§ TRY IT
Leave the pictures out. Return the rest of the listing below exactly.

§ RECORD SET

════════

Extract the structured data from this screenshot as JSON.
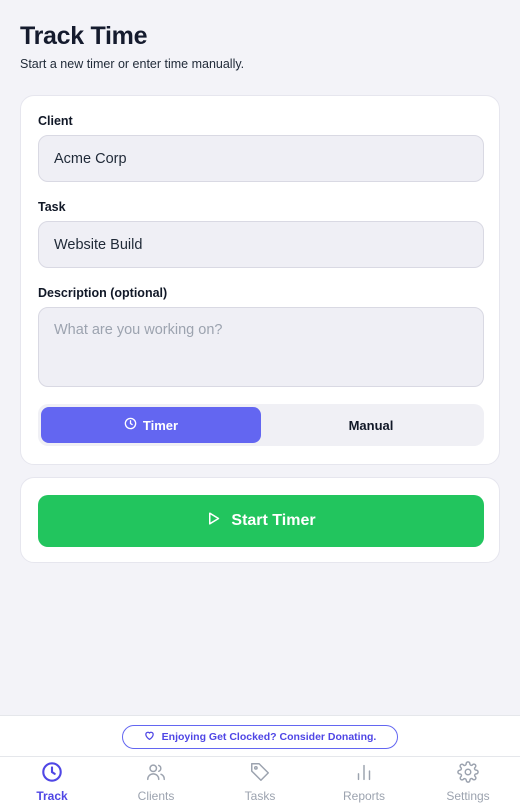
{
  "header": {
    "title": "Track Time",
    "subtitle": "Start a new timer or enter time manually."
  },
  "form": {
    "client_label": "Client",
    "client_value": "Acme Corp",
    "task_label": "Task",
    "task_value": "Website Build",
    "description_label": "Description (optional)",
    "description_placeholder": "What are you working on?",
    "mode_toggle": {
      "options": [
        "Timer",
        "Manual"
      ],
      "selected": "Timer"
    }
  },
  "action": {
    "start_label": "Start Timer"
  },
  "donate": {
    "label": "Enjoying Get Clocked? Consider Donating."
  },
  "tabs": [
    {
      "label": "Track",
      "icon": "clock-icon",
      "active": true
    },
    {
      "label": "Clients",
      "icon": "users-icon",
      "active": false
    },
    {
      "label": "Tasks",
      "icon": "tag-icon",
      "active": false
    },
    {
      "label": "Reports",
      "icon": "bar-chart-icon",
      "active": false
    },
    {
      "label": "Settings",
      "icon": "gear-icon",
      "active": false
    }
  ],
  "colors": {
    "accent": "#6366f1",
    "success": "#22c55e",
    "background": "#f3f3f8"
  }
}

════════

§ OUTPUT OF THE EXERCISE
Extract the structured data from this screenshot as JSON.
{
  "header": {
    "title": "Track Time",
    "subtitle": "Start a new timer or enter time manually."
  },
  "form": {
    "client_label": "Client",
    "client_value": "Acme Corp",
    "task_label": "Task",
    "task_value": "Website Build",
    "description_label": "Description (optional)",
    "description_placeholder": "What are you working on?",
    "mode_toggle": {
      "options": [
        "Timer",
        "Manual"
      ],
      "selected": "Timer"
    }
  },
  "action": {
    "start_label": "Start Timer"
  },
  "donate": {
    "label": "Enjoying Get Clocked? Consider Donating."
  },
  "tabs": [
    {
      "label": "Track",
      "icon": "clock-icon",
      "active": true
    },
    {
      "label": "Clients",
      "icon": "users-icon",
      "active": false
    },
    {
      "label": "Tasks",
      "icon": "tag-icon",
      "active": false
    },
    {
      "label": "Reports",
      "icon": "bar-chart-icon",
      "active": false
    },
    {
      "label": "Settings",
      "icon": "gear-icon",
      "active": false
    }
  ],
  "colors": {
    "accent": "#6366f1",
    "success": "#22c55e",
    "background": "#f3f3f8"
  }
}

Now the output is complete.